100 mainland mums held over breach of stay

PUBLISHED : Thursday, 23 February, 2012, 12:00am
UPDATED : Thursday, 23 February, 2012, 12:00am


More than 100 mainland women who gave birth here were arrested for breach of stay in just three months late last year, the security minister disclosed yesterday.

The figure came to light as the Legislative Council vetoed a motion by the Civic Party's Ronny Tong Ka-wah calling for more action to assert Hong Kong's 'core values' amid escalating conflicts with mainlanders.

Tong, a pan-democrat, asked the government to suspend quotas for pregnant wives of non-local men and tighten entry restrictions on them, and also to shelve a plan to allow more mainland cars into the city.

Government officials were swift to offer reassurance on the issue. Secretary for Security Ambrose Lee Siu-kwong said more than 100 pregnant mainland women were prosecuted between October and December. He also pledged to reinforce checkpoint inspections to bar unregistered mothers-to-be from sneaking in.

The Immigration Department had in the past five years rejected entry to 10,000 such women and given their information to the mainland authorities, he said.

Secretary for Food and Hygiene Dr York Chow Yat-ngok, meanwhile, estimated the number of births to mainland mothers married to non-locals had dropped 20 per cent this year compared with the start of 2011.

Acting secretary for housing and transport Yau Shing-mu said the cross-border private cars quota scheme - which has ignited public demonstrations over the past two weekends - 'does not clash with the government's aim ... to control the total number of cars [in Hong Kong]'.

Even government-friendly lawmakers had doubts about the scheme, however. Tourism sector legislator Paul Tse Wai-chun said: 'The right policy at the wrong time ought to be reviewed.'

Liberal Party chairwoman Miriam Lau Kin-yee urged the government to provide more education to visitors about local culture and order.

However, many of Tong's colleagues, even some from the pan-democratic spectrum, said his proposals could fuel animosity.

His motion was consequently vetoed under opposition from the functional constituencies, comprising mainly pro-government lawmakers.

'Long Hair' Leung Kwok-hung, chairman of the League of Social Democrats, said the legislature - with only half of its members directly elected - was not qualified to discuss 'core values'. 'This is where, let me quote Mr [George] Orwell: 'All animals are equal but some animals are more equal than others'.'

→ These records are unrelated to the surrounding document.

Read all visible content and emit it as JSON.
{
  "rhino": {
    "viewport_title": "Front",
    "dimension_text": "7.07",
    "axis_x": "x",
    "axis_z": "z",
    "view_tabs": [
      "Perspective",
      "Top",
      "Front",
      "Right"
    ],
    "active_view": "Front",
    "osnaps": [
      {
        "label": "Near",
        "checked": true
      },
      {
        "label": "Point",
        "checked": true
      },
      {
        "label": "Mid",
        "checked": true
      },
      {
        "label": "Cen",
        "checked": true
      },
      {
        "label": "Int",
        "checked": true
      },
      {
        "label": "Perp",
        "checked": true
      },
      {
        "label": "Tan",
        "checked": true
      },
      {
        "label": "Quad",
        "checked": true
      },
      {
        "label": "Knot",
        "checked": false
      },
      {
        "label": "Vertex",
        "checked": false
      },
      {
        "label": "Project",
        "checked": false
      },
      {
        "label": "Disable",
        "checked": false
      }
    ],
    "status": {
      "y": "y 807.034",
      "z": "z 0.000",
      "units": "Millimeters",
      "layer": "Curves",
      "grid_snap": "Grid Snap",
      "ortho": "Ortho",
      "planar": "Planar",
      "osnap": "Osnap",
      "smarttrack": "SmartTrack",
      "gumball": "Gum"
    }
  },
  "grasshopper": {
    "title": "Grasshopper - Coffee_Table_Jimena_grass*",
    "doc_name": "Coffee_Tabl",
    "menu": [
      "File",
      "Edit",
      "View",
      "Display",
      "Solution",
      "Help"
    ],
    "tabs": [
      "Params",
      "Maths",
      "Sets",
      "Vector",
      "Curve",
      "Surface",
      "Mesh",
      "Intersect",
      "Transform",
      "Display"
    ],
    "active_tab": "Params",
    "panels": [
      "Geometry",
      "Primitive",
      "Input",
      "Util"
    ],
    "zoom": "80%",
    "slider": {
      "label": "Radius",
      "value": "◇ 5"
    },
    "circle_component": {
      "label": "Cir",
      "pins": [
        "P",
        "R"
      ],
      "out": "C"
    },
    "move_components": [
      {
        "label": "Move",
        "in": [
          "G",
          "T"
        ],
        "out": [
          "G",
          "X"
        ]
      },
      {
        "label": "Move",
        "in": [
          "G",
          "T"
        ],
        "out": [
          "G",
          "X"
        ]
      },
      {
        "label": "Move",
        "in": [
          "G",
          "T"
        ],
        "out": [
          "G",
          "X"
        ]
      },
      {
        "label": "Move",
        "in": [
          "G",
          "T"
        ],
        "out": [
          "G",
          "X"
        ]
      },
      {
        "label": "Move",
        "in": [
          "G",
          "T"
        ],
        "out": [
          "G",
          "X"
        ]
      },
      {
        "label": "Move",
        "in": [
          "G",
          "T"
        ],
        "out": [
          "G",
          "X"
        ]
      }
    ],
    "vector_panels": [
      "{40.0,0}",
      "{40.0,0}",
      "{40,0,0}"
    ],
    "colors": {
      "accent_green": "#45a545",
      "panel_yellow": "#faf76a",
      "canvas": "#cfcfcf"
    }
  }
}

The decline in the number of births to mainland mothers married to non-locals this year